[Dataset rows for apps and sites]
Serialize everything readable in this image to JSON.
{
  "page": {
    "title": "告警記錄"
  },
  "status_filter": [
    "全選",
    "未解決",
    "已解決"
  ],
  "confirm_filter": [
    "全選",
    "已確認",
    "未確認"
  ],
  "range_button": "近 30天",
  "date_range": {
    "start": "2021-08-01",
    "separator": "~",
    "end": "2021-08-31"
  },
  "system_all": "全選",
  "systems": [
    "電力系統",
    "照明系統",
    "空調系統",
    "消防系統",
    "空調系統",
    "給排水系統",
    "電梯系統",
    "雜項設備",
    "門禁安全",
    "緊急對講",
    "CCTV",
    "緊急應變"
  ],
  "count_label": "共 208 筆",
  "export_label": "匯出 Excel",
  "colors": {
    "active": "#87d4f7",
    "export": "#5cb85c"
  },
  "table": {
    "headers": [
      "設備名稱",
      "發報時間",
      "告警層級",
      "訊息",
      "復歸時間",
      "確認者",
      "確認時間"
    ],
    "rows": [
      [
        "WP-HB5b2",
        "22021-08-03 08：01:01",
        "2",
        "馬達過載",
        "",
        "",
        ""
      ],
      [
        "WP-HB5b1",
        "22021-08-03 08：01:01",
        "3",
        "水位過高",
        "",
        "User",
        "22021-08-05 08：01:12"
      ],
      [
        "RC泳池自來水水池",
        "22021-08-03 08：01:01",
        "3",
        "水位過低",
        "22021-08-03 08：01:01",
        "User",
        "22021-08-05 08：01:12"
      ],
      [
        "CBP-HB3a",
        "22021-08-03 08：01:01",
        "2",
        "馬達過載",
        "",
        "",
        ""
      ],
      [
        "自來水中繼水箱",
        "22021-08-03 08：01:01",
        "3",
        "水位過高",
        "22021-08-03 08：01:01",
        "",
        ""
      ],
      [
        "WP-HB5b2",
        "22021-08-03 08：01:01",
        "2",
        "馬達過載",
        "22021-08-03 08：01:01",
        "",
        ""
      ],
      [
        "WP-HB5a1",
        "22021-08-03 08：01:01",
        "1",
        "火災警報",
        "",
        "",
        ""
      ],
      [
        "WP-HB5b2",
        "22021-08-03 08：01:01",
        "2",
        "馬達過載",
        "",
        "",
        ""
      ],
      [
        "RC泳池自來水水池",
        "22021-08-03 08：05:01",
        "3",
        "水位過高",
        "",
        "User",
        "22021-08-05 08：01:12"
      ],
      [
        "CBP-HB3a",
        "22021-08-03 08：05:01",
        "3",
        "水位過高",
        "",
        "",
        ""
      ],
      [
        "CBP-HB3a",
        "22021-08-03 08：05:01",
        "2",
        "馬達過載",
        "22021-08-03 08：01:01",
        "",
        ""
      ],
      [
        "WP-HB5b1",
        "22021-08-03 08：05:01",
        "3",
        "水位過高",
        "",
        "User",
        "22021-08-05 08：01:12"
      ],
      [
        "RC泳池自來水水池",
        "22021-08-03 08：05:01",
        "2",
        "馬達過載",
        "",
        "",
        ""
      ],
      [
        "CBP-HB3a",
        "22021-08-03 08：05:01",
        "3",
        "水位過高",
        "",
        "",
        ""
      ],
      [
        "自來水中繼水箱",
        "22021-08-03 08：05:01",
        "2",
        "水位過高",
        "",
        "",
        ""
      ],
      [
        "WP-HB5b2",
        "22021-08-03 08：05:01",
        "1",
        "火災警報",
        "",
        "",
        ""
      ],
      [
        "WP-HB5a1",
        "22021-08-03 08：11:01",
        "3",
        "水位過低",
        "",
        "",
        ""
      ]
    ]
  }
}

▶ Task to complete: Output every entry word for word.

▶ Output of the exercise:
Serialize everything readable in this image to JSON.
{
  "page": {
    "title": "告警記錄"
  },
  "status_filter": [
    "全選",
    "未解決",
    "已解決"
  ],
  "confirm_filter": [
    "全選",
    "已確認",
    "未確認"
  ],
  "range_button": "近 30天",
  "date_range": {
    "start": "2021-08-01",
    "separator": "~",
    "end": "2021-08-31"
  },
  "system_all": "全選",
  "systems": [
    "電力系統",
    "照明系統",
    "空調系統",
    "消防系統",
    "空調系統",
    "給排水系統",
    "電梯系統",
    "雜項設備",
    "門禁安全",
    "緊急對講",
    "CCTV",
    "緊急應變"
  ],
  "count_label": "共 208 筆",
  "export_label": "匯出 Excel",
  "colors": {
    "active": "#87d4f7",
    "export": "#5cb85c"
  },
  "table": {
    "headers": [
      "設備名稱",
      "發報時間",
      "告警層級",
      "訊息",
      "復歸時間",
      "確認者",
      "確認時間"
    ],
    "rows": [
      [
        "WP-HB5b2",
        "22021-08-03 08：01:01",
        "2",
        "馬達過載",
        "",
        "",
        ""
      ],
      [
        "WP-HB5b1",
        "22021-08-03 08：01:01",
        "3",
        "水位過高",
        "",
        "User",
        "22021-08-05 08：01:12"
      ],
      [
        "RC泳池自來水水池",
        "22021-08-03 08：01:01",
        "3",
        "水位過低",
        "22021-08-03 08：01:01",
        "User",
        "22021-08-05 08：01:12"
      ],
      [
        "CBP-HB3a",
        "22021-08-03 08：01:01",
        "2",
        "馬達過載",
        "",
        "",
        ""
      ],
      [
        "自來水中繼水箱",
        "22021-08-03 08：01:01",
        "3",
        "水位過高",
        "22021-08-03 08：01:01",
        "",
        ""
      ],
      [
        "WP-HB5b2",
        "22021-08-03 08：01:01",
        "2",
        "馬達過載",
        "22021-08-03 08：01:01",
        "",
        ""
      ],
      [
        "WP-HB5a1",
        "22021-08-03 08：01:01",
        "1",
        "火災警報",
        "",
        "",
        ""
      ],
      [
        "WP-HB5b2",
        "22021-08-03 08：01:01",
        "2",
        "馬達過載",
        "",
        "",
        ""
      ],
      [
        "RC泳池自來水水池",
        "22021-08-03 08：05:01",
        "3",
        "水位過高",
        "",
        "User",
        "22021-08-05 08：01:12"
      ],
      [
        "CBP-HB3a",
        "22021-08-03 08：05:01",
        "3",
        "水位過高",
        "",
        "",
        ""
      ],
      [
        "CBP-HB3a",
        "22021-08-03 08：05:01",
        "2",
        "馬達過載",
        "22021-08-03 08：01:01",
        "",
        ""
      ],
      [
        "WP-HB5b1",
        "22021-08-03 08：05:01",
        "3",
        "水位過高",
        "",
        "User",
        "22021-08-05 08：01:12"
      ],
      [
        "RC泳池自來水水池",
        "22021-08-03 08：05:01",
        "2",
        "馬達過載",
        "",
        "",
        ""
      ],
      [
        "CBP-HB3a",
        "22021-08-03 08：05:01",
        "3",
        "水位過高",
        "",
        "",
        ""
      ],
      [
        "自來水中繼水箱",
        "22021-08-03 08：05:01",
        "2",
        "水位過高",
        "",
        "",
        ""
      ],
      [
        "WP-HB5b2",
        "22021-08-03 08：05:01",
        "1",
        "火災警報",
        "",
        "",
        ""
      ],
      [
        "WP-HB5a1",
        "22021-08-03 08：11:01",
        "3",
        "水位過低",
        "",
        "",
        ""
      ]
    ]
  }
}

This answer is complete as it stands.